● EXERCISE PROMPT
Copy the lines below that contain "Heiti".

● SUPPLIED RECORDS
--- START ---
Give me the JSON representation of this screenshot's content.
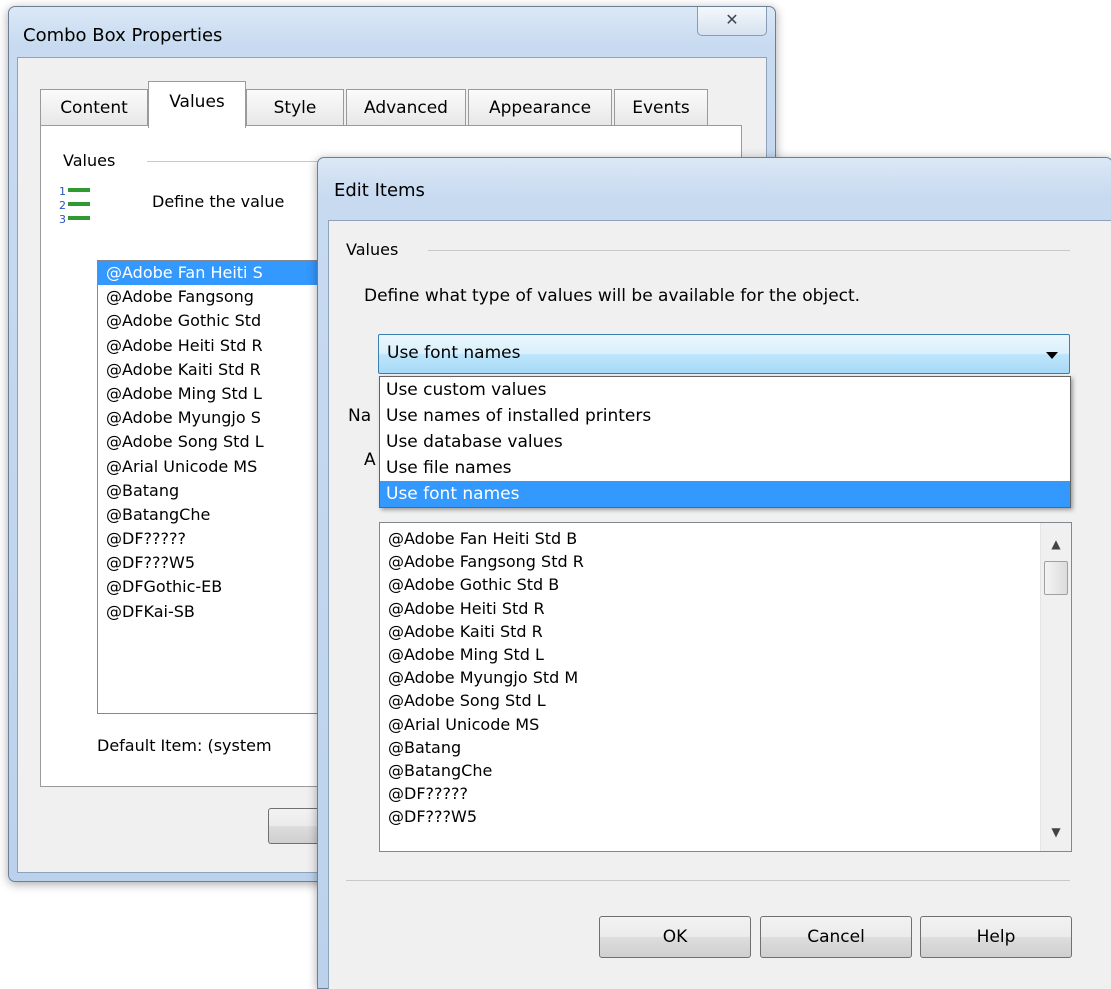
{
  "background_dialog": {
    "title": "Combo Box Properties",
    "close_icon": "✕",
    "tabs": [
      {
        "label": "Content"
      },
      {
        "label": "Values"
      },
      {
        "label": "Style"
      },
      {
        "label": "Advanced"
      },
      {
        "label": "Appearance"
      },
      {
        "label": "Events"
      }
    ],
    "active_tab": "Values",
    "group_label": "Values",
    "description": "Define the value",
    "list_items": [
      "@Adobe Fan Heiti S",
      "@Adobe Fangsong",
      "@Adobe Gothic Std",
      "@Adobe Heiti Std R",
      "@Adobe Kaiti Std R",
      "@Adobe Ming Std L",
      "@Adobe Myungjo S",
      "@Adobe Song Std L",
      "@Arial Unicode MS",
      "@Batang",
      "@BatangChe",
      "@DF?????",
      "@DF???W5",
      "@DFGothic-EB",
      "@DFKai-SB"
    ],
    "default_item": "Default Item: (system",
    "icon": "numbered-list-icon"
  },
  "edit_items": {
    "title": "Edit Items",
    "group_label": "Values",
    "description": "Define what type of values will be available for the object.",
    "combo_value": "Use font names",
    "dropdown_options": [
      "Use custom values",
      "Use names of installed printers",
      "Use database values",
      "Use file names",
      "Use font names"
    ],
    "selected_option": "Use font names",
    "partial_label_1": "Na",
    "partial_label_2": "A",
    "font_list": [
      "@Adobe Fan Heiti Std B",
      "@Adobe Fangsong Std R",
      "@Adobe Gothic Std B",
      "@Adobe Heiti Std R",
      "@Adobe Kaiti Std R",
      "@Adobe Ming Std L",
      "@Adobe Myungjo Std M",
      "@Adobe Song Std L",
      "@Arial Unicode MS",
      "@Batang",
      "@BatangChe",
      "@DF?????",
      "@DF???W5"
    ],
    "buttons": {
      "ok": "OK",
      "cancel": "Cancel",
      "help": "Help"
    }
  }
}
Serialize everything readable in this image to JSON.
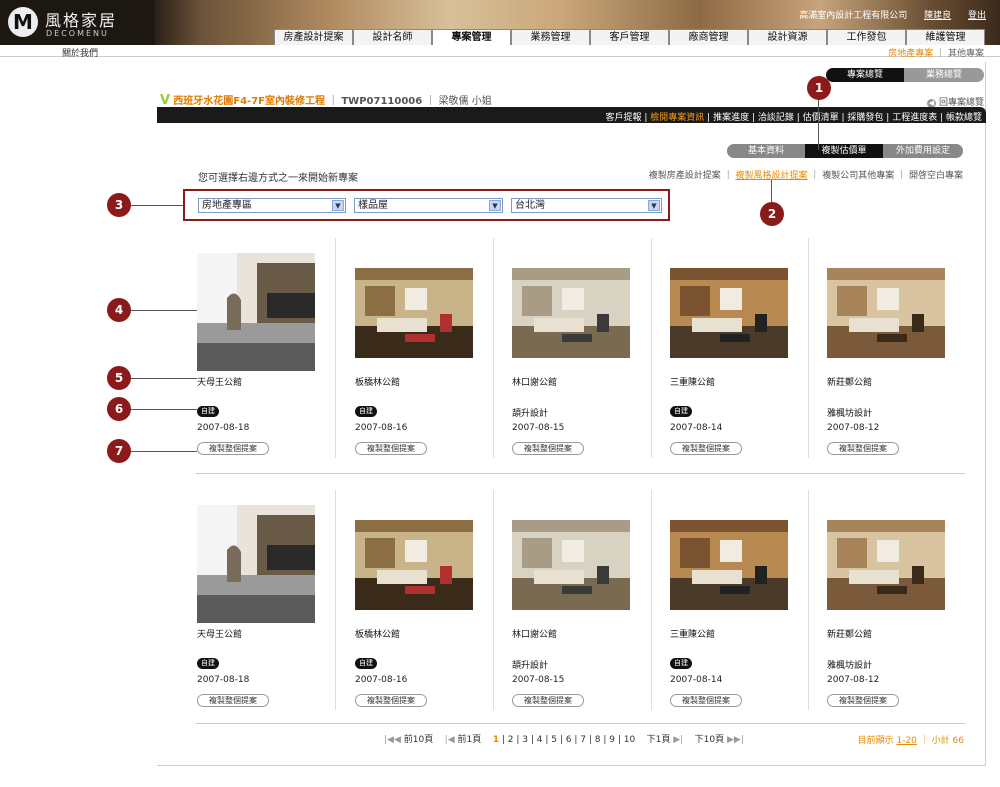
{
  "header": {
    "logo_cn": "風格家居",
    "logo_en": "DECOMENU",
    "company": "高滿室內設計工程有限公司",
    "user": "陳建良",
    "logout": "登出",
    "nav": [
      "房產設計提案",
      "設計名師",
      "專案管理",
      "業務管理",
      "客戶管理",
      "廠商管理",
      "設計資源",
      "工作發包",
      "維護管理"
    ],
    "active_nav": 2
  },
  "subbar": {
    "about": "關於我們",
    "links": [
      "房地產專案",
      "其他專案"
    ]
  },
  "switch": {
    "left": "專案總覽",
    "right": "業務總覽"
  },
  "project": {
    "mark": "V",
    "name": "西班牙水花園F4-7F室內裝修工程",
    "code": "TWP07110006",
    "client": "梁敬儒 小姐",
    "back": "回專案總覽"
  },
  "blackbar": {
    "items": [
      "客戶提報",
      "檢閱專案資訊",
      "推案進度",
      "洽談記錄",
      "估價清單",
      "採購發包",
      "工程進度表",
      "帳款總覽"
    ],
    "active": 1
  },
  "tabs": [
    "基本資料",
    "複製估價單",
    "外加費用設定"
  ],
  "active_tab": 1,
  "hint": "您可選擇右邊方式之一來開始新專案",
  "options": [
    "複製房產設計提案",
    "複製風格設計提案",
    "複製公司其他專案",
    "開啓空白專案"
  ],
  "active_option": 1,
  "selects": [
    "房地產專區",
    "樣品屋",
    "台北灣"
  ],
  "callouts": [
    "1",
    "2",
    "3",
    "4",
    "5",
    "6",
    "7"
  ],
  "cards_row1": [
    {
      "name": "天母王公館",
      "badge": "自建",
      "tag": "",
      "date": "2007-08-18",
      "button": "複製整個提案"
    },
    {
      "name": "板橋林公館",
      "badge": "自建",
      "tag": "",
      "date": "2007-08-16",
      "button": "複製整個提案"
    },
    {
      "name": "林口謝公館",
      "badge": "",
      "tag": "頡升設計",
      "date": "2007-08-15",
      "button": "複製整個提案"
    },
    {
      "name": "三重陳公館",
      "badge": "自建",
      "tag": "",
      "date": "2007-08-14",
      "button": "複製整個提案"
    },
    {
      "name": "新莊鄭公館",
      "badge": "",
      "tag": "雅楓坊設計",
      "date": "2007-08-12",
      "button": "複製整個提案"
    }
  ],
  "cards_row2": [
    {
      "name": "天母王公館",
      "badge": "自建",
      "tag": "",
      "date": "2007-08-18",
      "button": "複製整個提案"
    },
    {
      "name": "板橋林公館",
      "badge": "自建",
      "tag": "",
      "date": "2007-08-16",
      "button": "複製整個提案"
    },
    {
      "name": "林口謝公館",
      "badge": "",
      "tag": "頡升設計",
      "date": "2007-08-15",
      "button": "複製整個提案"
    },
    {
      "name": "三重陳公館",
      "badge": "自建",
      "tag": "",
      "date": "2007-08-14",
      "button": "複製整個提案"
    },
    {
      "name": "新莊鄭公館",
      "badge": "",
      "tag": "雅楓坊設計",
      "date": "2007-08-12",
      "button": "複製整個提案"
    }
  ],
  "pager": {
    "first10": "前10頁",
    "prev": "前1頁",
    "pages": [
      "1",
      "2",
      "3",
      "4",
      "5",
      "6",
      "7",
      "8",
      "9",
      "10"
    ],
    "current": "1",
    "next": "下1頁",
    "next10": "下10頁"
  },
  "count": {
    "label": "目前顯示",
    "range": "1-20",
    "total_label": "小計",
    "total": "66"
  },
  "colors": {
    "accent": "#e88a00",
    "callout": "#8b1a1a",
    "bar": "#1a1a1a"
  }
}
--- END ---
● RESULT OF THE EXERCISE
      "@Adobe Fan Heiti S",
      "@Adobe Heiti Std R",
      "@Adobe Fan Heiti Std B",
      "@Adobe Heiti Std R",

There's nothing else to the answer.